Cystatin C Plus Creatinine Improves Estimation of GFR

An equation adding data on cystatin C to serum creatinine improves accuracy in estimating GFR, reports an article in the New England Journal of Medicine.

The Chronic Kidney Disease Epidemiology Collaboration study included data on more than 5352 individuals enrolled in 13 studies. The researchers developed equations for estimating GFR based on cystatin C alone and cystatin C plus standardized creatinine. The equations were validated in a set of 1119 participants from five studies who had undergone GFR measurement.

Compared with equations using either creatinine or cystatin C, the combined equation provided better performance in estimating GFR. Although bias was similar between the three equations, precision was higher with the combined cystatin C–creatinine equation.

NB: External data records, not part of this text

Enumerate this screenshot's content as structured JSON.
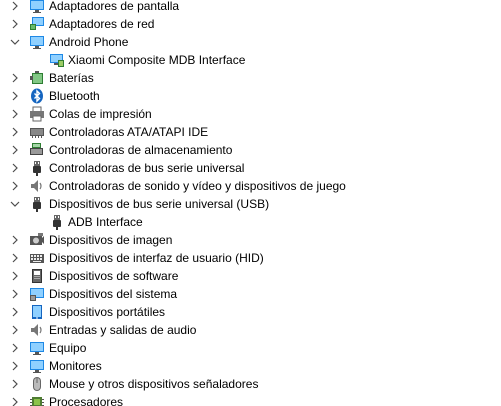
{
  "device_tree": {
    "items": [
      {
        "label": "Adaptadores de pantalla",
        "icon": "monitor-icon",
        "expanded": false
      },
      {
        "label": "Adaptadores de red",
        "icon": "network-adapter-icon",
        "expanded": false
      },
      {
        "label": "Android Phone",
        "icon": "phone-monitor-icon",
        "expanded": true,
        "children": [
          {
            "label": "Xiaomi Composite MDB Interface",
            "icon": "mdb-interface-icon"
          }
        ]
      },
      {
        "label": "Baterías",
        "icon": "battery-icon",
        "expanded": false
      },
      {
        "label": "Bluetooth",
        "icon": "bluetooth-icon",
        "expanded": false
      },
      {
        "label": "Colas de impresión",
        "icon": "printer-icon",
        "expanded": false
      },
      {
        "label": "Controladoras ATA/ATAPI IDE",
        "icon": "ide-controller-icon",
        "expanded": false
      },
      {
        "label": "Controladoras de almacenamiento",
        "icon": "storage-controller-icon",
        "expanded": false
      },
      {
        "label": "Controladoras de bus serie universal",
        "icon": "usb-icon",
        "expanded": false
      },
      {
        "label": "Controladoras de sonido y vídeo y dispositivos de juego",
        "icon": "speaker-icon",
        "expanded": false
      },
      {
        "label": "Dispositivos de bus serie universal (USB)",
        "icon": "usb-icon",
        "expanded": true,
        "children": [
          {
            "label": "ADB Interface",
            "icon": "usb-icon"
          }
        ]
      },
      {
        "label": "Dispositivos de imagen",
        "icon": "camera-icon",
        "expanded": false
      },
      {
        "label": "Dispositivos de interfaz de usuario (HID)",
        "icon": "keyboard-icon",
        "expanded": false
      },
      {
        "label": "Dispositivos de software",
        "icon": "software-device-icon",
        "expanded": false
      },
      {
        "label": "Dispositivos del sistema",
        "icon": "system-device-icon",
        "expanded": false
      },
      {
        "label": "Dispositivos portátiles",
        "icon": "portable-device-icon",
        "expanded": false
      },
      {
        "label": "Entradas y salidas de audio",
        "icon": "speaker-icon",
        "expanded": false
      },
      {
        "label": "Equipo",
        "icon": "computer-icon",
        "expanded": false
      },
      {
        "label": "Monitores",
        "icon": "monitor-icon",
        "expanded": false
      },
      {
        "label": "Mouse y otros dispositivos señaladores",
        "icon": "mouse-icon",
        "expanded": false
      },
      {
        "label": "Procesadores",
        "icon": "processor-icon",
        "expanded": false
      }
    ]
  },
  "colors": {
    "text": "#000000",
    "chevron": "#4d4d4d",
    "monitor_blue": "#1e88e5",
    "screen_light": "#8fd0ff",
    "gray_icon": "#6e6e6e",
    "green_icon": "#2e7d32"
  }
}
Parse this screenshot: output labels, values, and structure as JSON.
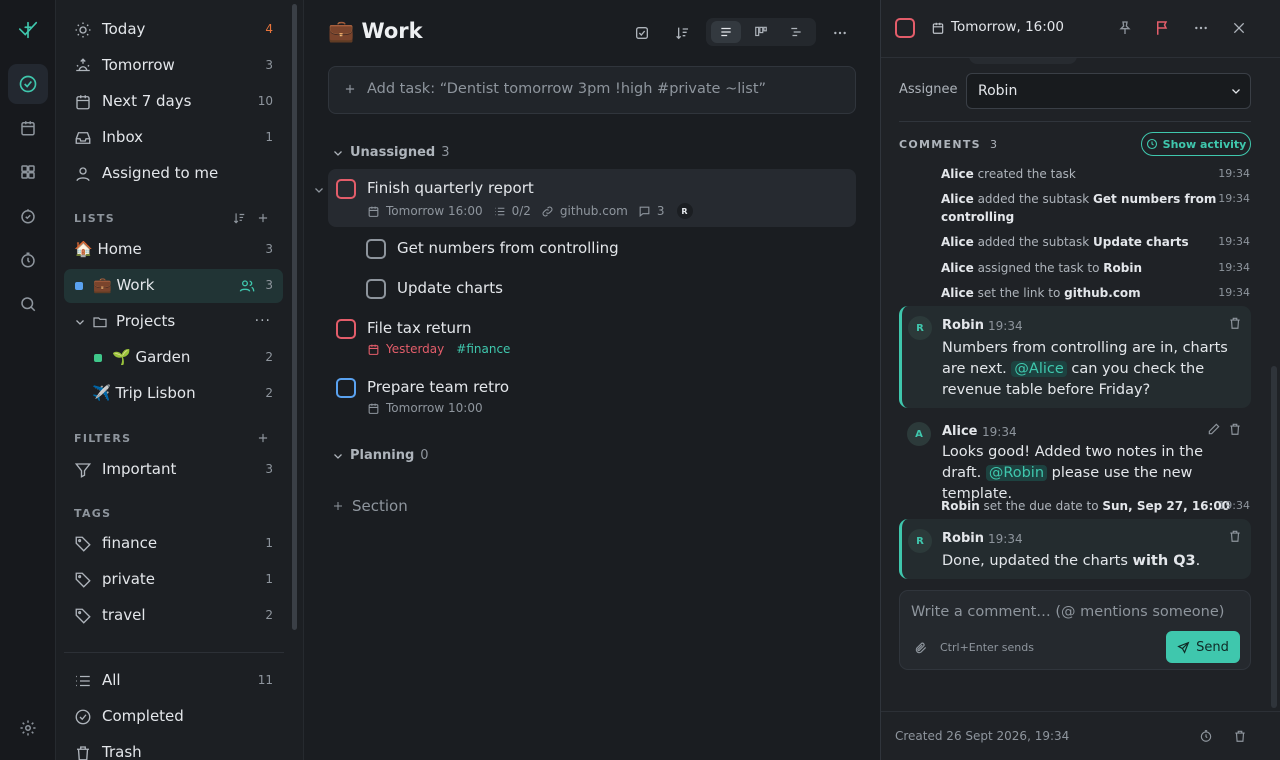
{
  "rail": {
    "items": [
      "check-circle-icon",
      "calendar-icon",
      "grid-icon",
      "compass-icon",
      "timer-icon",
      "search-icon",
      "settings-icon"
    ]
  },
  "sidebar": {
    "smart": [
      {
        "label": "Today",
        "count": "4",
        "icon": "sun-icon",
        "count_color": "#e8743b"
      },
      {
        "label": "Tomorrow",
        "count": "3",
        "icon": "sunrise-icon"
      },
      {
        "label": "Next 7 days",
        "count": "10",
        "icon": "calendar-icon"
      },
      {
        "label": "Inbox",
        "count": "1",
        "icon": "inbox-icon"
      },
      {
        "label": "Assigned to me",
        "count": "",
        "icon": "user-icon"
      }
    ],
    "lists_header": "LISTS",
    "lists": [
      {
        "label": "🏠 Home",
        "count": "3"
      },
      {
        "label": "💼 Work",
        "count": "3",
        "color": "#5aa2f0",
        "shared": true
      },
      {
        "label": "Projects",
        "count": ""
      },
      {
        "label": "🌱 Garden",
        "count": "2",
        "color": "#3fc78a"
      },
      {
        "label": "✈️ Trip Lisbon",
        "count": "2"
      }
    ],
    "filters_header": "FILTERS",
    "filters": [
      {
        "label": "Important",
        "count": "3"
      }
    ],
    "tags_header": "TAGS",
    "tags": [
      {
        "label": "finance",
        "count": "1"
      },
      {
        "label": "private",
        "count": "1"
      },
      {
        "label": "travel",
        "count": "2"
      }
    ],
    "bottom": [
      {
        "label": "All",
        "count": "11"
      },
      {
        "label": "Completed",
        "count": ""
      },
      {
        "label": "Trash",
        "count": ""
      }
    ]
  },
  "main": {
    "title": "💼 Work",
    "add_placeholder": "Add task: “Dentist tomorrow 3pm !high #private ~list”",
    "sections": [
      {
        "name": "Unassigned",
        "count": "3"
      },
      {
        "name": "Planning",
        "count": "0"
      }
    ],
    "add_section": "Section",
    "tasks": [
      {
        "title": "Finish quarterly report",
        "due": "Tomorrow 16:00",
        "subtasks": "0/2",
        "link": "github.com",
        "comments": "3",
        "assignee": "R",
        "priority": "high"
      },
      {
        "title": "Get numbers from controlling",
        "subtask": true
      },
      {
        "title": "Update charts",
        "subtask": true
      },
      {
        "title": "File tax return",
        "due": "Yesterday",
        "tag": "#finance",
        "priority": "high",
        "overdue": true
      },
      {
        "title": "Prepare team retro",
        "due": "Tomorrow 10:00",
        "priority": "medium"
      }
    ]
  },
  "detail": {
    "due": "Tomorrow, 16:00",
    "assignee_label": "Assignee",
    "assignee": "Robin",
    "comments_label": "COMMENTS",
    "comments_count": "3",
    "show_activity": "Show activity",
    "activity": [
      {
        "actor": "Alice",
        "text": " created the task",
        "time": "19:34"
      },
      {
        "actor": "Alice",
        "text": " added the subtask ",
        "obj": "Get numbers from controlling",
        "time": "19:34"
      },
      {
        "actor": "Alice",
        "text": " added the subtask ",
        "obj": "Update charts",
        "time": "19:34"
      },
      {
        "actor": "Alice",
        "text": " assigned the task to ",
        "obj": "Robin",
        "time": "19:34"
      },
      {
        "actor": "Alice",
        "text": " set the link to ",
        "obj": "github.com",
        "time": "19:34"
      }
    ],
    "comment1": {
      "author": "Robin",
      "avatar": "R",
      "time": "19:34",
      "pre": "Numbers from controlling are in, charts are next. ",
      "mention": "@Alice",
      "post": " can you check the revenue table before Friday?"
    },
    "comment2": {
      "author": "Alice",
      "avatar": "A",
      "time": "19:34",
      "pre": "Looks good! Added two notes in the draft. ",
      "mention": "@Robin",
      "post": " please use the new template."
    },
    "activity2": {
      "actor": "Robin",
      "text": " set the due date to ",
      "obj": "Sun, Sep 27, 16:00",
      "time": "19:34"
    },
    "comment3": {
      "author": "Robin",
      "avatar": "R",
      "time": "19:34",
      "pre": "Done, updated the charts ",
      "bold": "with Q3",
      "post": "."
    },
    "composer_placeholder": "Write a comment… (@ mentions someone)",
    "composer_hint": "Ctrl+Enter sends",
    "send": "Send",
    "created": "Created 26 Sept 2026, 19:34"
  },
  "colors": {
    "accent": "#3fc7ad",
    "priority_high": "#e35d6a",
    "priority_medium": "#5aa2f0",
    "overdue": "#e35d6a"
  }
}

The interquartile range of the difference between estimated and measured GFR was 13.4 mL/min/1.73 m2 with the combined equation, compared with 15.4 mL/min/1.73 m2 with the creatinine equation and 16.4 mL/min/1.73 m2 with the cystatin C equation.

The combined equation also offered increased accuracy and improved classification of chronic kidney disease (CKD). Among participants with a creatinine-based estimated GFR of 45–74 mL/min/1.73 m2, the net reclassification index for the presence of CKD (60 mL/min/1.73 m2) was 19.4 percent. Among those with an estimated GFR of 45–59 mL/min/1.73 m2, the combined equations correctly reclassified 16.9 percent of participants as not having CKD.

The combined equation based on standardized creatinine and cystatin C offers better performance in estimating GFR, and it may also improve the classification of patients with CKD. The researchers write, “The new equations represent an advance over currently available equations across the range of GFR and in relevant subgroups.” [Inker LA, et al. Estimating glomerular filtration rate from serum creatinine and cystatin C. N Engl J Med 2012; 367:20–29].

September 2012 (Vol. 4, Number 9)​